[Dataset rows for apps and sites]
┄┄┄┄┄┄┄┄┄┄

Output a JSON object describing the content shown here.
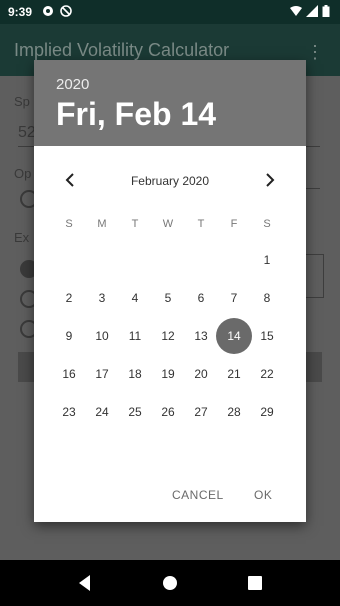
{
  "status": {
    "time": "9:39"
  },
  "app": {
    "title": "Implied Volatility Calculator"
  },
  "background": {
    "label1": "Sp",
    "value1": "52",
    "label2": "Op",
    "label3": "Ex"
  },
  "dialog": {
    "year": "2020",
    "date": "Fri, Feb 14",
    "month_label": "February 2020",
    "weekdays": [
      "S",
      "M",
      "T",
      "W",
      "T",
      "F",
      "S"
    ],
    "weeks": [
      [
        "",
        "",
        "",
        "",
        "",
        "",
        "1"
      ],
      [
        "2",
        "3",
        "4",
        "5",
        "6",
        "7",
        "8"
      ],
      [
        "9",
        "10",
        "11",
        "12",
        "13",
        "14",
        "15"
      ],
      [
        "16",
        "17",
        "18",
        "19",
        "20",
        "21",
        "22"
      ],
      [
        "23",
        "24",
        "25",
        "26",
        "27",
        "28",
        "29"
      ]
    ],
    "selected_day": "14",
    "cancel_label": "CANCEL",
    "ok_label": "OK"
  },
  "icons": {
    "status_left": [
      "notification-icon",
      "do-not-disturb-icon"
    ],
    "status_right": [
      "wifi-icon",
      "signal-icon",
      "battery-icon"
    ],
    "nav": [
      "back-icon",
      "home-icon",
      "recents-icon"
    ]
  }
}
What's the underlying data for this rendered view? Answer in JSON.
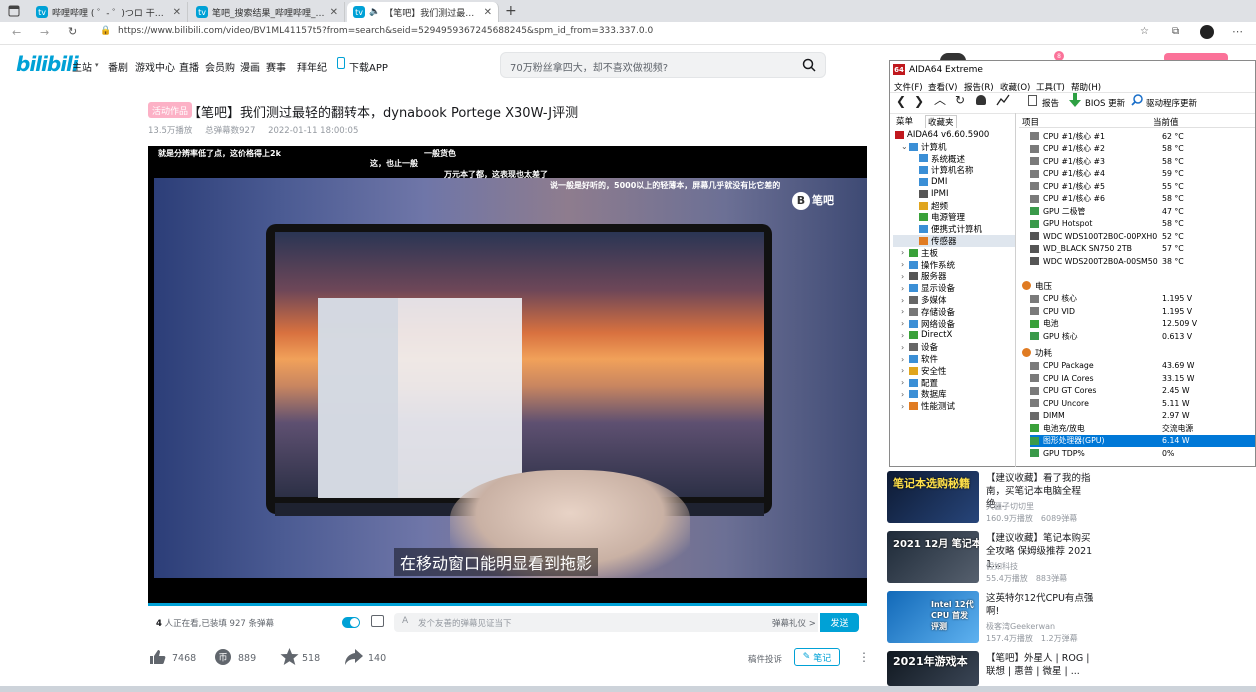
{
  "browser": {
    "tabs": [
      {
        "label": "哔哩哔哩 ( ゜- ゜)つロ 干杯~-bilil",
        "active": false
      },
      {
        "label": "笔吧_搜索结果_哔哩哔哩_Bilibili",
        "active": false
      },
      {
        "label": "【笔吧】我们测过最轻的翻",
        "active": true
      }
    ],
    "new_tab": "+",
    "url": "https://www.bilibili.com/video/BV1ML41157t5?from=search&seid=5294959367245688245&spm_id_from=333.337.0.0"
  },
  "bili_header": {
    "logo": "bilibili",
    "nav": [
      "主站",
      "番剧",
      "游戏中心",
      "直播",
      "会员购",
      "漫画",
      "赛事",
      "拜年纪",
      "下载APP"
    ],
    "search_placeholder": "70万粉丝拿四大，却不喜欢做视频?",
    "login_badge": "8"
  },
  "video": {
    "tag": "活动作品",
    "title": "【笔吧】我们测过最轻的翻转本，dynabook Portege X30W-J评测",
    "plays": "13.5万播放",
    "danmaku_total": "总弹幕数927",
    "date": "2022-01-11 18:00:05",
    "overlay_texts": [
      "就是分辨率低了点，这价格得上2k",
      "一般货色",
      "这，也止一般",
      "万元本了都，这表现也太差了",
      "说一般是好听的，5000以上的轻薄本，屏幕几乎就没有比它差的"
    ],
    "watermark": "笔吧",
    "subtitle": "在移动窗口能明显看到拖影"
  },
  "danmaku_bar": {
    "viewers_count": "4",
    "viewers_text": "人正在看,已装填 927 条弹幕",
    "input_placeholder": "发个友善的弹幕见证当下",
    "etiquette": "弹幕礼仪 >",
    "send": "发送"
  },
  "actions": {
    "like": "7468",
    "coin": "889",
    "favorite": "518",
    "share": "140",
    "complain": "稿件投诉",
    "note": "笔记"
  },
  "recommendations": [
    {
      "title": "【建议收藏】看了我的指南，买笔记本电脑全程绝...",
      "owner": "大疆子切切里",
      "plays": "160.9万播放",
      "danmaku": "6089弹幕",
      "thumb_text": "笔记本选购秘籍"
    },
    {
      "title": "【建议收藏】笔记本购买全攻略 保姆级推荐 2021 1...",
      "owner": "假如科技",
      "plays": "55.4万播放",
      "danmaku": "883弹幕",
      "thumb_text": "2021 12月 笔记本推荐"
    },
    {
      "title": "这英特尔12代CPU有点强啊!",
      "owner": "极客湾Geekerwan",
      "plays": "157.4万播放",
      "danmaku": "1.2万弹幕",
      "thumb_text": "Intel 12代CPU 首发评测"
    },
    {
      "title": "【笔吧】外星人 | ROG | 联想 | 惠普 | 微星 | ...",
      "owner": "",
      "plays": "",
      "danmaku": "",
      "thumb_text": "2021年游戏本"
    }
  ],
  "aida": {
    "title": "AIDA64 Extreme",
    "logo": "64",
    "menu": [
      "文件(F)",
      "查看(V)",
      "报告(R)",
      "收藏(O)",
      "工具(T)",
      "帮助(H)"
    ],
    "toolbar": {
      "report": "报告",
      "bios": "BIOS 更新",
      "driver": "驱动程序更新"
    },
    "pane_tabs": [
      "菜单",
      "收藏夹"
    ],
    "tree": [
      {
        "label": "AIDA64 v6.60.5900",
        "level": 0,
        "icon": "#c0181d"
      },
      {
        "label": "计算机",
        "level": 1,
        "icon": "#3b8fd6",
        "open": true
      },
      {
        "label": "系统概述",
        "level": 2,
        "icon": "#3b8fd6"
      },
      {
        "label": "计算机名称",
        "level": 2,
        "icon": "#3b8fd6"
      },
      {
        "label": "DMI",
        "level": 2,
        "icon": "#3b8fd6"
      },
      {
        "label": "IPMI",
        "level": 2,
        "icon": "#555555"
      },
      {
        "label": "超频",
        "level": 2,
        "icon": "#e0a51e"
      },
      {
        "label": "电源管理",
        "level": 2,
        "icon": "#3aa13a"
      },
      {
        "label": "便携式计算机",
        "level": 2,
        "icon": "#3b8fd6"
      },
      {
        "label": "传感器",
        "level": 2,
        "icon": "#e07b22",
        "selected": true
      },
      {
        "label": "主板",
        "level": 1,
        "icon": "#3aa13a"
      },
      {
        "label": "操作系统",
        "level": 1,
        "icon": "#3b8fd6"
      },
      {
        "label": "服务器",
        "level": 1,
        "icon": "#555555"
      },
      {
        "label": "显示设备",
        "level": 1,
        "icon": "#3b8fd6"
      },
      {
        "label": "多媒体",
        "level": 1,
        "icon": "#666666"
      },
      {
        "label": "存储设备",
        "level": 1,
        "icon": "#777777"
      },
      {
        "label": "网络设备",
        "level": 1,
        "icon": "#3b8fd6"
      },
      {
        "label": "DirectX",
        "level": 1,
        "icon": "#3aa13a"
      },
      {
        "label": "设备",
        "level": 1,
        "icon": "#666666"
      },
      {
        "label": "软件",
        "level": 1,
        "icon": "#3b8fd6"
      },
      {
        "label": "安全性",
        "level": 1,
        "icon": "#e0a51e"
      },
      {
        "label": "配置",
        "level": 1,
        "icon": "#3b8fd6"
      },
      {
        "label": "数据库",
        "level": 1,
        "icon": "#3b8fd6"
      },
      {
        "label": "性能测试",
        "level": 1,
        "icon": "#e07b22"
      }
    ],
    "columns": [
      "项目",
      "当前值"
    ],
    "temperature": [
      {
        "name": "CPU #1/核心 #1",
        "value": "62 °C"
      },
      {
        "name": "CPU #1/核心 #2",
        "value": "58 °C"
      },
      {
        "name": "CPU #1/核心 #3",
        "value": "58 °C"
      },
      {
        "name": "CPU #1/核心 #4",
        "value": "59 °C"
      },
      {
        "name": "CPU #1/核心 #5",
        "value": "55 °C"
      },
      {
        "name": "CPU #1/核心 #6",
        "value": "58 °C"
      },
      {
        "name": "GPU 二极管",
        "value": "47 °C"
      },
      {
        "name": "GPU Hotspot",
        "value": "58 °C"
      },
      {
        "name": "WDC WDS100T2B0C-00PXH0",
        "value": "52 °C"
      },
      {
        "name": "WD_BLACK SN750 2TB",
        "value": "57 °C"
      },
      {
        "name": "WDC WDS200T2B0A-00SM50",
        "value": "38 °C"
      }
    ],
    "voltage_title": "电压",
    "voltage": [
      {
        "name": "CPU 核心",
        "value": "1.195 V"
      },
      {
        "name": "CPU VID",
        "value": "1.195 V"
      },
      {
        "name": "电池",
        "value": "12.509 V"
      },
      {
        "name": "GPU 核心",
        "value": "0.613 V"
      }
    ],
    "power_title": "功耗",
    "power": [
      {
        "name": "CPU Package",
        "value": "43.69 W"
      },
      {
        "name": "CPU IA Cores",
        "value": "33.15 W"
      },
      {
        "name": "CPU GT Cores",
        "value": "2.45 W"
      },
      {
        "name": "CPU Uncore",
        "value": "5.11 W"
      },
      {
        "name": "DIMM",
        "value": "2.97 W"
      },
      {
        "name": "电池充/放电",
        "value": "交流电源"
      },
      {
        "name": "图形处理器(GPU)",
        "value": "6.14 W",
        "selected": true
      },
      {
        "name": "GPU TDP%",
        "value": "0%"
      }
    ]
  }
}
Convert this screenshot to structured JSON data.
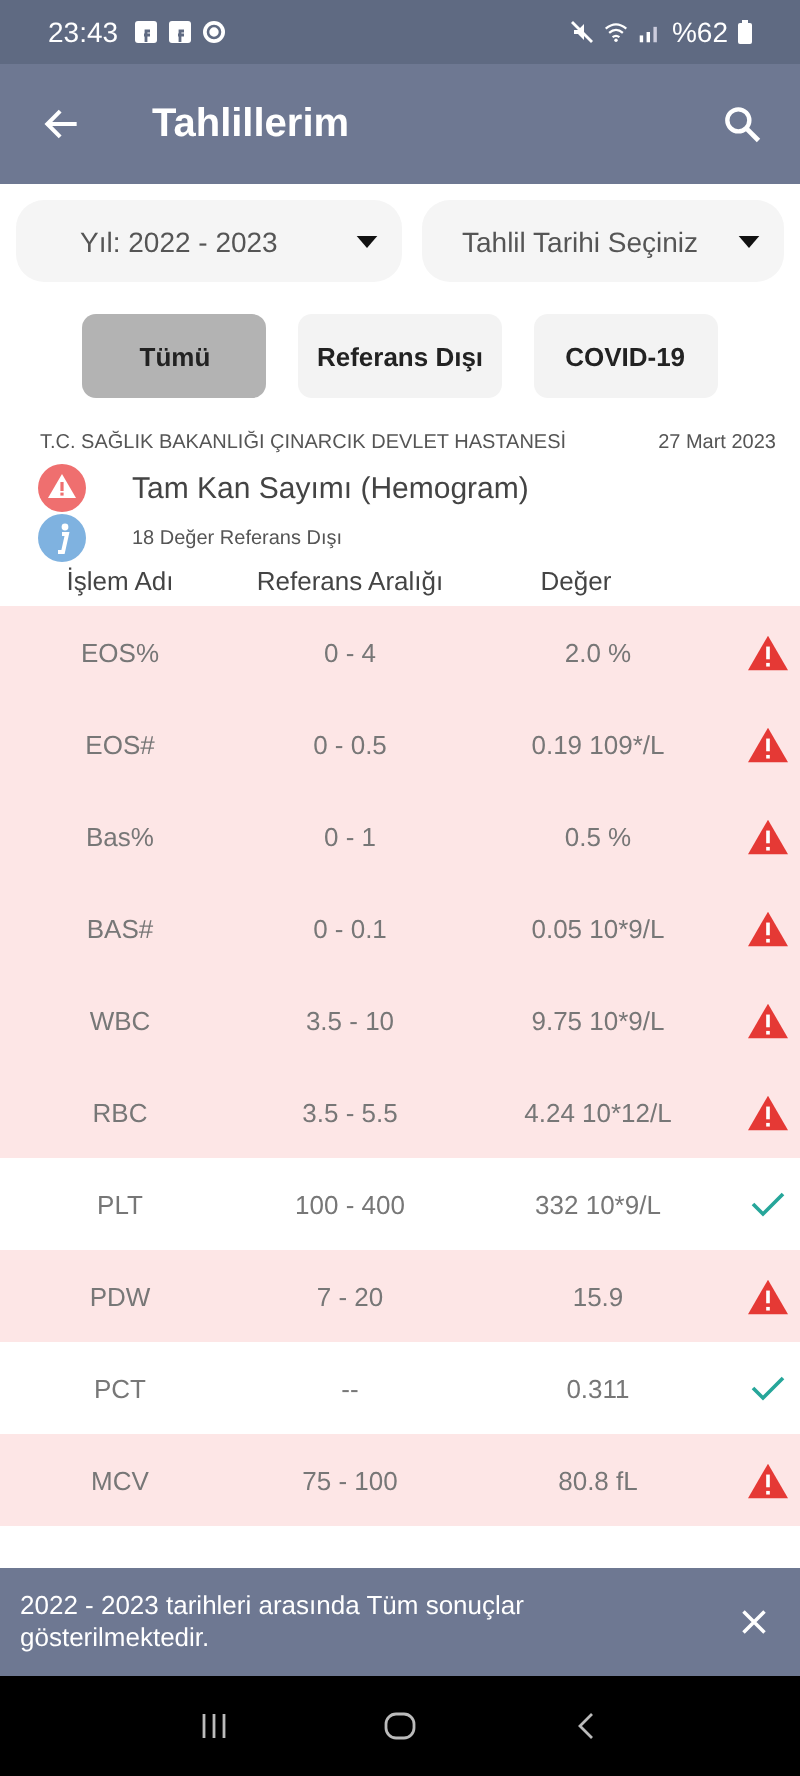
{
  "status_bar": {
    "time": "23:43",
    "battery": "%62"
  },
  "app_bar": {
    "title": "Tahlillerim"
  },
  "filters": [
    {
      "label": "Yıl: 2022 - 2023"
    },
    {
      "label": "Tahlil Tarihi Seçiniz"
    }
  ],
  "tabs": [
    {
      "label": "Tümü",
      "selected": true
    },
    {
      "label": "Referans Dışı",
      "selected": false
    },
    {
      "label": "COVID-19",
      "selected": false
    }
  ],
  "report": {
    "hospital": "T.C. SAĞLIK BAKANLIĞI ÇINARCIK DEVLET HASTANESİ",
    "date": "27 Mart 2023",
    "test_name": "Tam Kan Sayımı (Hemogram)",
    "summary": "18 Değer Referans Dışı"
  },
  "table": {
    "columns": [
      "İşlem Adı",
      "Referans Aralığı",
      "Değer"
    ],
    "rows": [
      {
        "name": "EOS%",
        "range": "0 - 4",
        "value": "2.0 %",
        "out_of_range": true
      },
      {
        "name": "EOS#",
        "range": "0 - 0.5",
        "value": "0.19 109*/L",
        "out_of_range": true
      },
      {
        "name": "Bas%",
        "range": "0 - 1",
        "value": "0.5 %",
        "out_of_range": true
      },
      {
        "name": "BAS#",
        "range": "0 - 0.1",
        "value": "0.05 10*9/L",
        "out_of_range": true
      },
      {
        "name": "WBC",
        "range": "3.5 - 10",
        "value": "9.75 10*9/L",
        "out_of_range": true
      },
      {
        "name": "RBC",
        "range": "3.5 - 5.5",
        "value": "4.24 10*12/L",
        "out_of_range": true
      },
      {
        "name": "PLT",
        "range": "100 - 400",
        "value": "332 10*9/L",
        "out_of_range": false
      },
      {
        "name": "PDW",
        "range": "7 - 20",
        "value": "15.9",
        "out_of_range": true
      },
      {
        "name": "PCT",
        "range": "--",
        "value": "0.311",
        "out_of_range": false
      },
      {
        "name": "MCV",
        "range": "75 - 100",
        "value": "80.8 fL",
        "out_of_range": true
      }
    ]
  },
  "snackbar": {
    "message": "2022 - 2023 tarihleri arasında Tüm sonuçlar gösterilmektedir."
  }
}
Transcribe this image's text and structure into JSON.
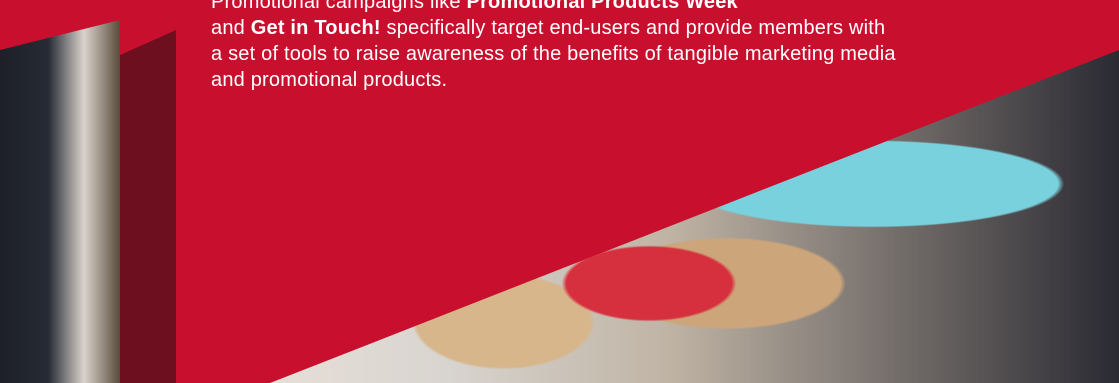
{
  "intro": {
    "prefix": "Promotional campaigns like ",
    "campaign_1": "Promotional Products Week",
    "joiner": "and ",
    "campaign_2": "Get in Touch!",
    "rest": " specifically target end-users and provide members with a set of tools to raise awareness of the benefits of tangible marketing media and promotional products."
  },
  "colors": {
    "brand_red": "#c8102e",
    "shadow_red": "#6e0f1f",
    "text": "#ffffff"
  }
}
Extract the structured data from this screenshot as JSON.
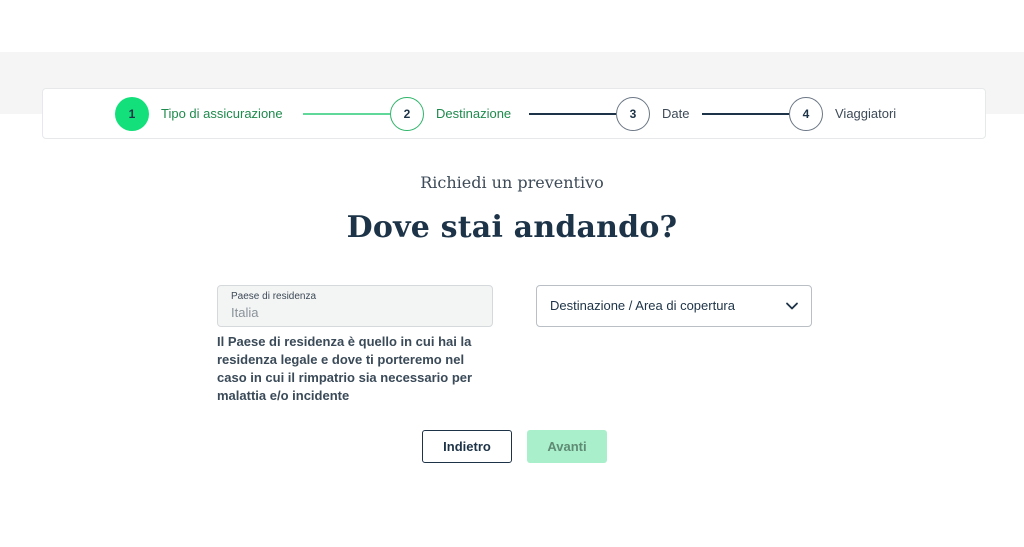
{
  "stepper": {
    "steps": [
      {
        "number": "1",
        "label": "Tipo di assicurazione"
      },
      {
        "number": "2",
        "label": "Destinazione"
      },
      {
        "number": "3",
        "label": "Date"
      },
      {
        "number": "4",
        "label": "Viaggiatori"
      }
    ]
  },
  "page": {
    "subtitle": "Richiedi un preventivo",
    "title": "Dove stai andando?"
  },
  "form": {
    "country": {
      "label": "Paese di residenza",
      "value": "Italia",
      "help": "Il Paese di residenza è quello in cui hai la residenza legale e dove ti porteremo nel caso in cui il rimpatrio sia necessario per malattia e/o incidente"
    },
    "destination": {
      "placeholder": "Destinazione / Area di copertura",
      "icon": "chevron-down-icon"
    }
  },
  "actions": {
    "back_label": "Indietro",
    "next_label": "Avanti"
  },
  "colors": {
    "accent": "#13e07a",
    "text_dark": "#1d3347",
    "step_green": "#1f8a4d",
    "disabled_button": "#a9efcb"
  }
}
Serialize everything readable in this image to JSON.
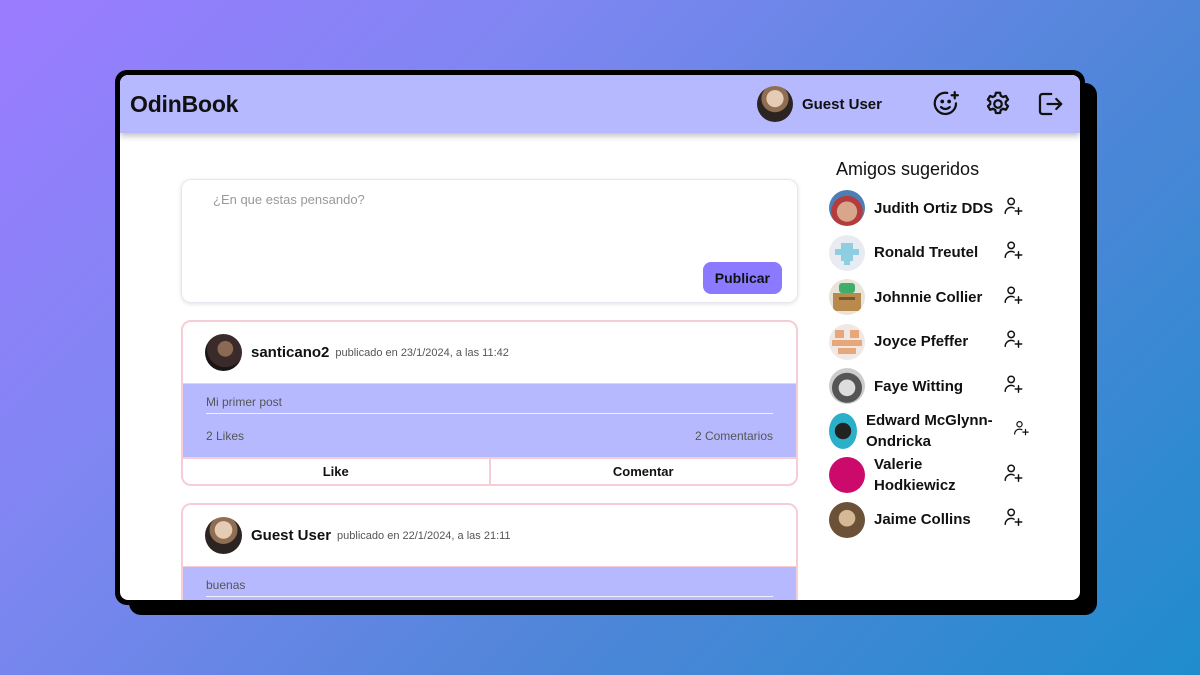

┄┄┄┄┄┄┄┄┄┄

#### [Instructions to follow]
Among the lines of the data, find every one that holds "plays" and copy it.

#### [The completed task]
    "plays": "13.5万播放",
      "plays": "160.9万播放",
      "plays": "55.4万播放",
      "plays": "157.4万播放",
      "plays": "",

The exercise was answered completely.